Showing posts from March 8, 2009

Some food preparation tips from a student chef aka a beginner family cook

Hello again everyone. Trying to make do with whatever time I have with this laptop to make at least a post about the things I do in my kitchen. The economic downturn is definitely impacting on so many things about our lives. Take for example the case of our food budget. Homemakers are scratching their heads wondering how to make ends meet and yet maintain the same kind of menus their families have all been used to. In your case, do you scrimp, reduce quantity or accept less quality. Health concerns however bars us from resorting to such tactics. Healthy food always require quality ingredients, proper food handling techniques and deliberate menu planning. In my kitchen, I make it a standard practice to ensure that food will remain healthy and appealing from the marketplace to the dinner table. And what better way to do this? Ensuring safe and healthy meals requires practical food handling in freezing, thawing, cooking, cooling and finally, serving. Safety rules that affect storage

I was gifted with Fruits of the Gods

Our former neighbors, a nice Korean couple, gifted us recently with fruits that to me seemed unusual. This was the first time I ever came across a fruit called persimmon. A persimmon, known to the ancient Greeks as "the fruit of the gods" is an edible fruit of a number of species of trees of the genus Diospyros. (i.e. Dios pyros (lit. "the wheat of Zeus"), hence the scientific name of the genus.) The word persimmon is derived from putchamin, pasiminan, or pessamin, from Powhatan, an Algonquian Cree and Mohican) of the eastern United States, meaning "a dry fruit". Persimmons are generally light yellow-orange to dark red-orange in color, and depending on the species. There are different species of persimmon: 1.Black Persimmon or Black Sapote (Diospyros digyna) is native to Mexico.

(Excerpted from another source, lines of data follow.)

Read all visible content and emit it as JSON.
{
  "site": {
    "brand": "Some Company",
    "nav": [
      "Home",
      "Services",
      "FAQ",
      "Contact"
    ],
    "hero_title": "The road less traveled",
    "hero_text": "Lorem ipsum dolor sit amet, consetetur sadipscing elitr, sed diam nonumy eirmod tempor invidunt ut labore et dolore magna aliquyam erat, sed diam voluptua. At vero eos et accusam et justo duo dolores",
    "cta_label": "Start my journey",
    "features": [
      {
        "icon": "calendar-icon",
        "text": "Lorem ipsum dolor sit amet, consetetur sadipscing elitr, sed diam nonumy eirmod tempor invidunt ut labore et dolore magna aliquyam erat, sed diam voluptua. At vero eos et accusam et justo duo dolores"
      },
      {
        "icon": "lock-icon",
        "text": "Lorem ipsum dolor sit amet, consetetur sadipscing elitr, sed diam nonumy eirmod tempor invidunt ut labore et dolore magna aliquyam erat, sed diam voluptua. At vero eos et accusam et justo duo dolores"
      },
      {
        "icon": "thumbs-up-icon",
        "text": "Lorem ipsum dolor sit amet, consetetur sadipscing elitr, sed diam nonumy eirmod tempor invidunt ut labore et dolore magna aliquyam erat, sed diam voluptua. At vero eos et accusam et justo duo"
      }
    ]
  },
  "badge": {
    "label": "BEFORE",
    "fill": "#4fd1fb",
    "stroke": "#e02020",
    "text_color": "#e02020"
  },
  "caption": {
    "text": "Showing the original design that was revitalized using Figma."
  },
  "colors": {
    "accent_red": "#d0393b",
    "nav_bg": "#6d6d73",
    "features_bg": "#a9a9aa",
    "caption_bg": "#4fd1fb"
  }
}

Its fruit has green skin and white flesh, which turns black when ripe. 2.Mabolo or Velvet-apple (Diospyros discolor) w hich is native to the Philippines is bright red when rip